**What is required**: Your task is to print every entry below exactly as given.
· · ·
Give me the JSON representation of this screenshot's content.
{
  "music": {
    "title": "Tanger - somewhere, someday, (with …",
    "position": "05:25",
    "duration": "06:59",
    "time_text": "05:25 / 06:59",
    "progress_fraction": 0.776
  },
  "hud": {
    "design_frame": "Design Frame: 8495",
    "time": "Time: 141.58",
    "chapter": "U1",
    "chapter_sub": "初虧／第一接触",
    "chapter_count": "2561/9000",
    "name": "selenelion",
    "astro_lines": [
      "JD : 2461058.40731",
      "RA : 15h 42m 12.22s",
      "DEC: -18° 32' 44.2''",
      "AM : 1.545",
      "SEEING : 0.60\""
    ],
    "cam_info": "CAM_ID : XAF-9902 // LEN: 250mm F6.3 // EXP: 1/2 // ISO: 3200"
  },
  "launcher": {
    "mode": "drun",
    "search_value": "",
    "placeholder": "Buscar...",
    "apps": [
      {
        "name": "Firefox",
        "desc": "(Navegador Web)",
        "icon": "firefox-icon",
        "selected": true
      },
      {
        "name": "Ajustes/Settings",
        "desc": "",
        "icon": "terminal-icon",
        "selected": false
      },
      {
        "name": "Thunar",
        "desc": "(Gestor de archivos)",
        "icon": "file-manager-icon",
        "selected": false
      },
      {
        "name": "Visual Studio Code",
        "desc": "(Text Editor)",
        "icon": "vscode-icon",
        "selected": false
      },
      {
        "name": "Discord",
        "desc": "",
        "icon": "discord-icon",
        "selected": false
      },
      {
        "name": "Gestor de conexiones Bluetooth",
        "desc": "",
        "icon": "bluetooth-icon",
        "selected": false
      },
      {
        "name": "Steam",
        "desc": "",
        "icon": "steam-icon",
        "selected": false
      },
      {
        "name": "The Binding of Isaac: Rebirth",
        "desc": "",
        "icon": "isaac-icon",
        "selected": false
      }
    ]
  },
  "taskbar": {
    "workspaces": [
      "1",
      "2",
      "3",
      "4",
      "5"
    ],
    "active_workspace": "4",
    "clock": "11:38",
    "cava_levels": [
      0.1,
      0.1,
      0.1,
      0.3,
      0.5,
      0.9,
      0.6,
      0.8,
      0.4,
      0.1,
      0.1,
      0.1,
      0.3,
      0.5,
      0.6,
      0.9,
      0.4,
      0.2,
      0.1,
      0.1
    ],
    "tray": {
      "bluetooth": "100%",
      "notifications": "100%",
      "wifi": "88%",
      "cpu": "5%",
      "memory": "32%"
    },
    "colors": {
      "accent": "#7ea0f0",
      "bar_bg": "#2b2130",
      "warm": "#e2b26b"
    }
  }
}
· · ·
**Task output**:
Give me the JSON representation of this screenshot's content.
{
  "music": {
    "title": "Tanger - somewhere, someday, (with …",
    "position": "05:25",
    "duration": "06:59",
    "time_text": "05:25 / 06:59",
    "progress_fraction": 0.776
  },
  "hud": {
    "design_frame": "Design Frame: 8495",
    "time": "Time: 141.58",
    "chapter": "U1",
    "chapter_sub": "初虧／第一接触",
    "chapter_count": "2561/9000",
    "name": "selenelion",
    "astro_lines": [
      "JD : 2461058.40731",
      "RA : 15h 42m 12.22s",
      "DEC: -18° 32' 44.2''",
      "AM : 1.545",
      "SEEING : 0.60\""
    ],
    "cam_info": "CAM_ID : XAF-9902 // LEN: 250mm F6.3 // EXP: 1/2 // ISO: 3200"
  },
  "launcher": {
    "mode": "drun",
    "search_value": "",
    "placeholder": "Buscar...",
    "apps": [
      {
        "name": "Firefox",
        "desc": "(Navegador Web)",
        "icon": "firefox-icon",
        "selected": true
      },
      {
        "name": "Ajustes/Settings",
        "desc": "",
        "icon": "terminal-icon",
        "selected": false
      },
      {
        "name": "Thunar",
        "desc": "(Gestor de archivos)",
        "icon": "file-manager-icon",
        "selected": false
      },
      {
        "name": "Visual Studio Code",
        "desc": "(Text Editor)",
        "icon": "vscode-icon",
        "selected": false
      },
      {
        "name": "Discord",
        "desc": "",
        "icon": "discord-icon",
        "selected": false
      },
      {
        "name": "Gestor de conexiones Bluetooth",
        "desc": "",
        "icon": "bluetooth-icon",
        "selected": false
      },
      {
        "name": "Steam",
        "desc": "",
        "icon": "steam-icon",
        "selected": false
      },
      {
        "name": "The Binding of Isaac: Rebirth",
        "desc": "",
        "icon": "isaac-icon",
        "selected": false
      }
    ]
  },
  "taskbar": {
    "workspaces": [
      "1",
      "2",
      "3",
      "4",
      "5"
    ],
    "active_workspace": "4",
    "clock": "11:38",
    "cava_levels": [
      0.1,
      0.1,
      0.1,
      0.3,
      0.5,
      0.9,
      0.6,
      0.8,
      0.4,
      0.1,
      0.1,
      0.1,
      0.3,
      0.5,
      0.6,
      0.9,
      0.4,
      0.2,
      0.1,
      0.1
    ],
    "tray": {
      "bluetooth": "100%",
      "notifications": "100%",
      "wifi": "88%",
      "cpu": "5%",
      "memory": "32%"
    },
    "colors": {
      "accent": "#7ea0f0",
      "bar_bg": "#2b2130",
      "warm": "#e2b26b"
    }
  }
}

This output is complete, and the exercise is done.